• _Exercise data_

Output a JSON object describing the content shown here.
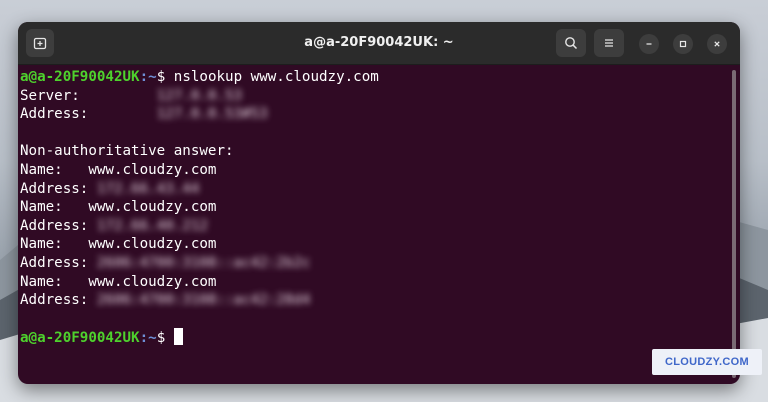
{
  "window": {
    "title": "a@a-20F90042UK: ~"
  },
  "terminal": {
    "lines": [
      {
        "kind": "prompt",
        "user": "a@a-20F90042UK",
        "path": ":~",
        "symbol": "$ ",
        "command": "nslookup www.cloudzy.com"
      },
      {
        "kind": "kv",
        "label": "Server:",
        "pad": "         ",
        "value": "127.0.0.53",
        "blurred": true
      },
      {
        "kind": "kv",
        "label": "Address:",
        "pad": "        ",
        "value": "127.0.0.53#53",
        "blurred": true
      },
      {
        "kind": "blank"
      },
      {
        "kind": "text",
        "text": "Non-authoritative answer:"
      },
      {
        "kind": "kv",
        "label": "Name:",
        "pad": "   ",
        "value": "www.cloudzy.com",
        "blurred": false
      },
      {
        "kind": "kv",
        "label": "Address:",
        "pad": " ",
        "value": "172.66.43.44",
        "blurred": true
      },
      {
        "kind": "kv",
        "label": "Name:",
        "pad": "   ",
        "value": "www.cloudzy.com",
        "blurred": false
      },
      {
        "kind": "kv",
        "label": "Address:",
        "pad": " ",
        "value": "172.66.40.212",
        "blurred": true
      },
      {
        "kind": "kv",
        "label": "Name:",
        "pad": "   ",
        "value": "www.cloudzy.com",
        "blurred": false
      },
      {
        "kind": "kv",
        "label": "Address:",
        "pad": " ",
        "value": "2606:4700:3108::ac42:2b2c",
        "blurred": true
      },
      {
        "kind": "kv",
        "label": "Name:",
        "pad": "   ",
        "value": "www.cloudzy.com",
        "blurred": false
      },
      {
        "kind": "kv",
        "label": "Address:",
        "pad": " ",
        "value": "2606:4700:3108::ac42:28d4",
        "blurred": true
      },
      {
        "kind": "blank"
      },
      {
        "kind": "prompt",
        "user": "a@a-20F90042UK",
        "path": ":~",
        "symbol": "$ ",
        "command": "",
        "cursor": true
      }
    ]
  },
  "watermark": {
    "text": "CLOUDZY.COM"
  },
  "colors": {
    "terminal_bg": "#300a24",
    "prompt_user": "#4ed22d",
    "prompt_path": "#6e8fd6",
    "titlebar_bg": "#2b2b2b",
    "watermark_text": "#3f67c9"
  },
  "icons": {
    "newtab": "new-tab-icon",
    "search": "search-icon",
    "menu": "hamburger-menu-icon",
    "minimize": "minimize-icon",
    "maximize": "maximize-icon",
    "close": "close-icon"
  }
}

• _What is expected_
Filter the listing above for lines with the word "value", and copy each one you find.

• _Result of this task_
        "value": "127.0.0.53",
        "value": "127.0.0.53#53",
        "value": "www.cloudzy.com",
        "value": "172.66.43.44",
        "value": "www.cloudzy.com",
        "value": "172.66.40.212",
        "value": "www.cloudzy.com",
        "value": "2606:4700:3108::ac42:2b2c",
        "value": "www.cloudzy.com",
        "value": "2606:4700:3108::ac42:28d4",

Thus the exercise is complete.